The museum of electrical technology was established in 2000 as a joint enterprise of the University of Pavia and local, regional and provincial government authorities. It is one of nine museums that came together as the University Museum System of Padua in 2005. The museum tells the story of electrical technology and of the ways in which it affects every aspect of daily life in the twenty-first century. It is appropriate that such a museum should be located in Pavia where Alessandro Volta (1745-1827), inventor of electric batteries, was a professor at the university for more than 40 years.

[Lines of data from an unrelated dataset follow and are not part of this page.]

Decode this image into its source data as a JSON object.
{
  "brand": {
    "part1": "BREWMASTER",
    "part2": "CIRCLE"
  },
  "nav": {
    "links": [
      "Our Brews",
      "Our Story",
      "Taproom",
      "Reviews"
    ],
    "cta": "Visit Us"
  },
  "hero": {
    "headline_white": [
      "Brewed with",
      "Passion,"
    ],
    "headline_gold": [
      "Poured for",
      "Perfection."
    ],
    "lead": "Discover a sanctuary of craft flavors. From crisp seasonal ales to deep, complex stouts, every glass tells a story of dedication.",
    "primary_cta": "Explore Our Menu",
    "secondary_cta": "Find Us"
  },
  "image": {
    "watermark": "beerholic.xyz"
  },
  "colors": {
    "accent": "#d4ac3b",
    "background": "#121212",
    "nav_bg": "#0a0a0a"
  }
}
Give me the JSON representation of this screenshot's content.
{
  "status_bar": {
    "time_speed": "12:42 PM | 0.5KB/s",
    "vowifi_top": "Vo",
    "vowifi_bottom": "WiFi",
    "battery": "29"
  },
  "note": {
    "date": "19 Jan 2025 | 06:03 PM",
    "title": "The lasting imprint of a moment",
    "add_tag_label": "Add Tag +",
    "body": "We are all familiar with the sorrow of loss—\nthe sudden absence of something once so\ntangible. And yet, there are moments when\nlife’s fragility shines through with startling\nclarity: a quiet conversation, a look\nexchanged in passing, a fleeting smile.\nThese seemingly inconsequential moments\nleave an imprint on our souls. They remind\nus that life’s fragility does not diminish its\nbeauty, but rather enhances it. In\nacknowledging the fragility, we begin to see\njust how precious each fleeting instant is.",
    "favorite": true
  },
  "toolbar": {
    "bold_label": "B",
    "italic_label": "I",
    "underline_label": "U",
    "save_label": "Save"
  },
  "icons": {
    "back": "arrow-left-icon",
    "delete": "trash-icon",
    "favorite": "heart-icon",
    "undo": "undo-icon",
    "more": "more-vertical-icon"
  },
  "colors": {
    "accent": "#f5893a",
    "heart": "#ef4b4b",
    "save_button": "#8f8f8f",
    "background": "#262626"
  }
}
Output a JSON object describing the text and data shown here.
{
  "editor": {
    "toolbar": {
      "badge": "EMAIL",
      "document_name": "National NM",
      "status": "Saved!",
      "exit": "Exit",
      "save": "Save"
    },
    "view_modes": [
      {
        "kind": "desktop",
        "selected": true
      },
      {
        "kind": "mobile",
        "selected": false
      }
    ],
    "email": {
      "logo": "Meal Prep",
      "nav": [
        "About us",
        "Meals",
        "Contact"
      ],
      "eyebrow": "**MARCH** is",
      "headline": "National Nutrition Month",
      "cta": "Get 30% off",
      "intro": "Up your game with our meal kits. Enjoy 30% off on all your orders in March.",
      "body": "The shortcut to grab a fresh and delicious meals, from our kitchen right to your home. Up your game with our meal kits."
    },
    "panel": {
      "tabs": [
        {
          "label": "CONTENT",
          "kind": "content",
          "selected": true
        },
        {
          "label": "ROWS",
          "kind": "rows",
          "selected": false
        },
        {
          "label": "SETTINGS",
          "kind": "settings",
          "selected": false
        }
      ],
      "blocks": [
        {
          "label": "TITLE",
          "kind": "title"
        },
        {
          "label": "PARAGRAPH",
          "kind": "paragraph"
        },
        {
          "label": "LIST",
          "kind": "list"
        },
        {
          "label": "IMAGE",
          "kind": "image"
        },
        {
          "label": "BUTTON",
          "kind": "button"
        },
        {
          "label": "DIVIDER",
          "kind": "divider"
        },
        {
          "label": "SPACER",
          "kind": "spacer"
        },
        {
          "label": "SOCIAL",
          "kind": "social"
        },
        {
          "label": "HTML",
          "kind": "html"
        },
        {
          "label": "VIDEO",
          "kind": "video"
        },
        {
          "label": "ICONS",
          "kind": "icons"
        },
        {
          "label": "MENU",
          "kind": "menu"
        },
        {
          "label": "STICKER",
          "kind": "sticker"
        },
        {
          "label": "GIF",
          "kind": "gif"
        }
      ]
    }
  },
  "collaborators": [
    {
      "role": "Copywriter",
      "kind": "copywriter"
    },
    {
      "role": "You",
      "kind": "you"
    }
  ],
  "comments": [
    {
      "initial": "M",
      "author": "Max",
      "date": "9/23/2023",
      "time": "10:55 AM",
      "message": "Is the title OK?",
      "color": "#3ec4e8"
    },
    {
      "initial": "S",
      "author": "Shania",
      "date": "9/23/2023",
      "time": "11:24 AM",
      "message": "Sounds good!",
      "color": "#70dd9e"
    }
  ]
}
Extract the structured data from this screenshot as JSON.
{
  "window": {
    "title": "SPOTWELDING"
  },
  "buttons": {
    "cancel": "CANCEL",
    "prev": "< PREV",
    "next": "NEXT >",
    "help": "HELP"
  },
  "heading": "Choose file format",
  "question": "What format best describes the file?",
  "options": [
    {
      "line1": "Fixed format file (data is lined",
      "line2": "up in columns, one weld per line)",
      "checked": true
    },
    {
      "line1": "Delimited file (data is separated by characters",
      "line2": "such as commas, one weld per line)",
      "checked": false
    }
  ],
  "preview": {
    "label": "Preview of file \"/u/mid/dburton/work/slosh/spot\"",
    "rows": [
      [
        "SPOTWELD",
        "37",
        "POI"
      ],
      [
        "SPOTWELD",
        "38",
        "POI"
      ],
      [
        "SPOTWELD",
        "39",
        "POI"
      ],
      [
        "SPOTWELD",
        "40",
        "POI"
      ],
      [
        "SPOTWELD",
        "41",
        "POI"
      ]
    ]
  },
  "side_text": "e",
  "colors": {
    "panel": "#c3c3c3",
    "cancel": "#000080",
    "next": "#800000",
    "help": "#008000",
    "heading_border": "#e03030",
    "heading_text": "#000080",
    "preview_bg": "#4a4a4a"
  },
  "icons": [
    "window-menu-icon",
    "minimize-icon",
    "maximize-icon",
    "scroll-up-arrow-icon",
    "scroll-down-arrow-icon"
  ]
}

The museum’s displays are divided into five chronological sections. The first shows how people came to understand electricity, with the first telegraphs, batteries and electric motors. The role of Alessandro Volta is fully explained. The section part shows developments in the late nineteenth century, with the first power stations, the development of transmission systems, and the application of electric motors to street tramways and other purposes. The third and fourth sections illustrates the spread of electrical technology into every aspect of daily life through the twentieth century, when electric lighting in the home became almost universal in Europe, most machines in factories were worked by electric motors, and electricity made possible advances in communication such as radio, television and telephones, ending with the mobile phone and the personal computer. The final displays raise questions about the future. The museum is particularly concerned, at a time when products are rapidly changed and updated, and when consumers are faced with cascades of innovations, that every significant development should be represented in its collections.